Now we can get back to real tales of hardship, like the pain our elites suffer for not being worshipped enough by subjects they rule over.

Update: The Cleveland television stations just had a story on the girls' rescue.  None of the footage from the neighborhood recorded that night was played.

Sunday, May 4, 2014

Scientific Regulation and the death of Sherri Shangji

Robert Conquest's first law of politics states everyone is conservative about what they know.  While there are several areas where this is BS, one area where it appears to often be true is in the area of regulation.  People who favor regulation of other industries might disfavor regulation of their industry since they understand the cost:benefit trade-off in their area of expertise.  This was one of the main thoughts I had reading this story on how regulation is stifling science.  Left-wing scientists who will favor regulation of other industries suddenly have problems when a governing or administrative agency wants to apply oversight to them.  This is something I have seen before.  I remember being enormously frustrated at a talk by a Nobel laureate, in which he stated the best way for science to get done was for university administrators to just stay out of the way of its scientists.  It's a sentiment I generally agree with, but it would be nice if people extended this courtesy to other industries.

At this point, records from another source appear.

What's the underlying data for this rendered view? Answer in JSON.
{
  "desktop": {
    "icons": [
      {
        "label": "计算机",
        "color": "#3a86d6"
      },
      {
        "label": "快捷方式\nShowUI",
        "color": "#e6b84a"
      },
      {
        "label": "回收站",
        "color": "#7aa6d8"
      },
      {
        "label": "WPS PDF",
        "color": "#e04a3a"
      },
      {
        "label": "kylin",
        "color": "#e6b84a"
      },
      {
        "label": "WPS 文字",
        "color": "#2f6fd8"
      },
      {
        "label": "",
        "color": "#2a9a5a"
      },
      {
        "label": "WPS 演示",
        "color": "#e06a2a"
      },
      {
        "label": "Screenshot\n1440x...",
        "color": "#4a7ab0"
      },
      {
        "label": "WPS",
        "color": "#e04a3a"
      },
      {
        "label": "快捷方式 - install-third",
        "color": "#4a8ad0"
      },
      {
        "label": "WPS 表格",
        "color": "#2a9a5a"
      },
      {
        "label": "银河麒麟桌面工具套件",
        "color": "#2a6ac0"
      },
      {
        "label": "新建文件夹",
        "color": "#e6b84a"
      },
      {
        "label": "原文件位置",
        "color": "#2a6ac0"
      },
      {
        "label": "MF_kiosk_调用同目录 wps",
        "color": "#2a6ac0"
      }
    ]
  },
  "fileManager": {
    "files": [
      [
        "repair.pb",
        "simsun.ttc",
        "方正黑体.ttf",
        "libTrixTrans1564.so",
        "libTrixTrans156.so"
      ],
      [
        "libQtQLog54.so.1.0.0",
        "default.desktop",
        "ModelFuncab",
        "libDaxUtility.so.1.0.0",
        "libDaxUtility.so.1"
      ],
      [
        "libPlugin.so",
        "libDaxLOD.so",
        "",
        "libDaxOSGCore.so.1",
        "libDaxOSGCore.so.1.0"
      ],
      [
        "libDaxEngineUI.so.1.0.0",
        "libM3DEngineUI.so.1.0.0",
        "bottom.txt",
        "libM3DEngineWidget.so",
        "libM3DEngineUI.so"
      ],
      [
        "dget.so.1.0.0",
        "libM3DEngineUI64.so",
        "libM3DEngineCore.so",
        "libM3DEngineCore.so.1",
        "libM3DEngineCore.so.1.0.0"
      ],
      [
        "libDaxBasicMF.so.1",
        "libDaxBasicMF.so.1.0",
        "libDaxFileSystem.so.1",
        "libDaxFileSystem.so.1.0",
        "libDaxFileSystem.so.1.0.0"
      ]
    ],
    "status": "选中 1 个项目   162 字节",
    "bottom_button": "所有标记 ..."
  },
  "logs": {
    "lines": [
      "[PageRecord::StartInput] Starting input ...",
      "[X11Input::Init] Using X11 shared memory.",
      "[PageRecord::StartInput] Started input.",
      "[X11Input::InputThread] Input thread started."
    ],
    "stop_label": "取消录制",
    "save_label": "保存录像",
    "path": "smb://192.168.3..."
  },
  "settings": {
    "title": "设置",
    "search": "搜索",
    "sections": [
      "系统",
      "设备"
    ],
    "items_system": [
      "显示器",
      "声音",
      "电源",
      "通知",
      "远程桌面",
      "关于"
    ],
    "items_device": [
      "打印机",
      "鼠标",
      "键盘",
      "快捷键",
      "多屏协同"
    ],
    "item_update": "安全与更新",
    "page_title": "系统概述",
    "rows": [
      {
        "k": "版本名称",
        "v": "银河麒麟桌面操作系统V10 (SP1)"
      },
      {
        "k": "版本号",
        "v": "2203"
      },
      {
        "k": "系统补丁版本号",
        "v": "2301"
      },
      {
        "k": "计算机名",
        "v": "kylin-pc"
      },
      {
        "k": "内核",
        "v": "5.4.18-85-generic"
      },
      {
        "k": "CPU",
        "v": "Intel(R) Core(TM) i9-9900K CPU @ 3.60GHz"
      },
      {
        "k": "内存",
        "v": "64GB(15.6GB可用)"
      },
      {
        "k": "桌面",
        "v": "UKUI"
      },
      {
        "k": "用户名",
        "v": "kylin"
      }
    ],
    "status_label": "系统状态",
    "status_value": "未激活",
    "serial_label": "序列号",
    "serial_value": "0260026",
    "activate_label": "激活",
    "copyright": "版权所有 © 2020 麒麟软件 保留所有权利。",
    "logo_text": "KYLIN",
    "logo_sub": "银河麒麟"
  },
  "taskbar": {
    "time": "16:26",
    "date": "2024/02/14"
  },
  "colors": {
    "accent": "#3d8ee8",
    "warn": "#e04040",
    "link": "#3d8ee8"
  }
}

The issue of science and regulation in relation to laboratory safety is something that came to the forefront with the death of Sherri Shangji, outlined here.  To sum it up, Sherri Shangji was a laboratory technician who burned to death from mistakes made while conducting an experiment.  Her principal investigator, Patrick Harran, is currently facing criminal charges for safety violations.  Some good has come from this tragedy.  Laboratory safety regulations in academia were laughably non-existent before.  Now, most academic institutions have realized that something has to be in place, and are making the proper changes.

As for the criminal charges Patrick Harran is facing, I can't help but think many people who would have cheered a CEO or small business owner being held responsible in a similar manner are suddenly upset when someone they can identify with is the one facing charges.